[Entries taken from a collection]
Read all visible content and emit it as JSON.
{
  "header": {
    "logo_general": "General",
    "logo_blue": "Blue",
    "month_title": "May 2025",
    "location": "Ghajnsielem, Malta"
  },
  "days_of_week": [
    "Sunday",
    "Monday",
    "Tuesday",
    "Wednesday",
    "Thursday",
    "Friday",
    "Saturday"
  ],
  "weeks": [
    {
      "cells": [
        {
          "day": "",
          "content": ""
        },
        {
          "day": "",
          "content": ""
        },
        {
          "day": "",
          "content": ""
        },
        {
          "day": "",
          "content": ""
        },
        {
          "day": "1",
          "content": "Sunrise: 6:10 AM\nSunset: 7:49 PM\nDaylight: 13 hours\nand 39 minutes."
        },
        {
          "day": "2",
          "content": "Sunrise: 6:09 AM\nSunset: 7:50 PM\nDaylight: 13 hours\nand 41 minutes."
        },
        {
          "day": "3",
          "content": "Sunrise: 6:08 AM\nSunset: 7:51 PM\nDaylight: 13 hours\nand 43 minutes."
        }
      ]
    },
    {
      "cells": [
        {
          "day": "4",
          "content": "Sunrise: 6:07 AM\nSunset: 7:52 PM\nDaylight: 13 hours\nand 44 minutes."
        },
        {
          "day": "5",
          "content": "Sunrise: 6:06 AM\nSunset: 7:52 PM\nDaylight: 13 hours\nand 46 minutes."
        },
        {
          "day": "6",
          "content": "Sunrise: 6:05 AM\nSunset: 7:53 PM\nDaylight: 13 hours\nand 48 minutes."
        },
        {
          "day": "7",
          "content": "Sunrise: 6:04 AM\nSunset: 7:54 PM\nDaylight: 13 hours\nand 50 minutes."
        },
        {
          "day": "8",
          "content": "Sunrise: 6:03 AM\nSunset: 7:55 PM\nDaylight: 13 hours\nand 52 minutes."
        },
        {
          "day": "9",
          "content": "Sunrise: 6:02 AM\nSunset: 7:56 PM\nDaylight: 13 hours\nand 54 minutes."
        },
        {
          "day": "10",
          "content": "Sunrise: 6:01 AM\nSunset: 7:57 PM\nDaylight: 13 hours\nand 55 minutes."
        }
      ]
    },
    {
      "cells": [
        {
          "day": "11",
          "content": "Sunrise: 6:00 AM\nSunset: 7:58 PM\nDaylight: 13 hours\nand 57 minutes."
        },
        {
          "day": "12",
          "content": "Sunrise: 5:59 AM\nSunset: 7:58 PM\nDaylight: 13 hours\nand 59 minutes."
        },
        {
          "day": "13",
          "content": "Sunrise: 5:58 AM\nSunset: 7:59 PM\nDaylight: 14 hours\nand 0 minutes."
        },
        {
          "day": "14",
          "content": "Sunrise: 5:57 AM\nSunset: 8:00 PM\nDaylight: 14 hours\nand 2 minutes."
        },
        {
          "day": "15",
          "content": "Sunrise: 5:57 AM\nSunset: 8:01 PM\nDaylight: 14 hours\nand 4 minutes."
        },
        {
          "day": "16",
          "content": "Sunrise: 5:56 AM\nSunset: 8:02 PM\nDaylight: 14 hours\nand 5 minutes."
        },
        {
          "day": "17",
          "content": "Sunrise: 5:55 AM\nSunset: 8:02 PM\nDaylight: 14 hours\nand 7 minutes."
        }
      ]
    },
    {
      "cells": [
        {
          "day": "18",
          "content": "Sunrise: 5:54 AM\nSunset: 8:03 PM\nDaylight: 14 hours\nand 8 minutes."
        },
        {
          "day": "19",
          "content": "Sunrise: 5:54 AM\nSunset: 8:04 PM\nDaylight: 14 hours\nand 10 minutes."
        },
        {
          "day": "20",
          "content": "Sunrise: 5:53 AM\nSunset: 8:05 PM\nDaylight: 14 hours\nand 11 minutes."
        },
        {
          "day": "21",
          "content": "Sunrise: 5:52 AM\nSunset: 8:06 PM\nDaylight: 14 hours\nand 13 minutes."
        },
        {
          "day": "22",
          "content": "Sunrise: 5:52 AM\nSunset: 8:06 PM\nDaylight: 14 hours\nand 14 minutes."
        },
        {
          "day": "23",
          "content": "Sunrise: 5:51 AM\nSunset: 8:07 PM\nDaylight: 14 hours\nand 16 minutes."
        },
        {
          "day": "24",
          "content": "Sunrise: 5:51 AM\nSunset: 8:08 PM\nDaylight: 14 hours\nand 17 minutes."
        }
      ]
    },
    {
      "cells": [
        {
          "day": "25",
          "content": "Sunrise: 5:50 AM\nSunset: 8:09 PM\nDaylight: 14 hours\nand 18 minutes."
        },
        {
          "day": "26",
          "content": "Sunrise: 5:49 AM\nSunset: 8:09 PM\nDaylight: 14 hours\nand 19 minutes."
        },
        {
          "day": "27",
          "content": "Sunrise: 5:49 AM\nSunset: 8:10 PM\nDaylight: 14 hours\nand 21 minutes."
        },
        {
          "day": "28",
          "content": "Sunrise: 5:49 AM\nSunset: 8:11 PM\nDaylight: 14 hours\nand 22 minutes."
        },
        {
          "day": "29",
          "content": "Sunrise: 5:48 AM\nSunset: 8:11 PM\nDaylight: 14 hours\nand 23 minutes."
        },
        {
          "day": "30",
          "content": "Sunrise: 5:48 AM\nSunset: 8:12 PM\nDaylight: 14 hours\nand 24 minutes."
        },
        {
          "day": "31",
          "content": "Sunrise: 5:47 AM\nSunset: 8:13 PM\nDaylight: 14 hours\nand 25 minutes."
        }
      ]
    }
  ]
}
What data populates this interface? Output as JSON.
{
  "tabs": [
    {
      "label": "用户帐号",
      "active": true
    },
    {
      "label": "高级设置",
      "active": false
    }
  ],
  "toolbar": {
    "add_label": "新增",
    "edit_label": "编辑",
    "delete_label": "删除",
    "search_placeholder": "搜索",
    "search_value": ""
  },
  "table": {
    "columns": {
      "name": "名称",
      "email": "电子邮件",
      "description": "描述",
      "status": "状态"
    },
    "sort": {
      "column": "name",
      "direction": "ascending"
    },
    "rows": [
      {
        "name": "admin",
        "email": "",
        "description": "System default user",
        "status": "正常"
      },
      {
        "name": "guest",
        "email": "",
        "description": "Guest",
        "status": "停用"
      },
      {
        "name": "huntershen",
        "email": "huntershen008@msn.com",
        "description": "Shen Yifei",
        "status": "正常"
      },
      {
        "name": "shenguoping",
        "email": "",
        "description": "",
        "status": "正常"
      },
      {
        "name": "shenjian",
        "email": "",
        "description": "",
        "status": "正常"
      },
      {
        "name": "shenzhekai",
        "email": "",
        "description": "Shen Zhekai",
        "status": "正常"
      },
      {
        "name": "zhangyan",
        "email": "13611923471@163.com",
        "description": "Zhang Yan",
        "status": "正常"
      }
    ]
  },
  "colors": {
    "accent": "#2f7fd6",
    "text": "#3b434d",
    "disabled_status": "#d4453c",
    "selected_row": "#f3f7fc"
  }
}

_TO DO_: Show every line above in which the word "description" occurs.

_TASK ANSWER_:
      "description": "描述",
        "description": "System default user",
        "description": "Guest",
        "description": "Shen Yifei",
        "description": "",
        "description": "",
        "description": "Shen Zhekai",
        "description": "Zhang Yan",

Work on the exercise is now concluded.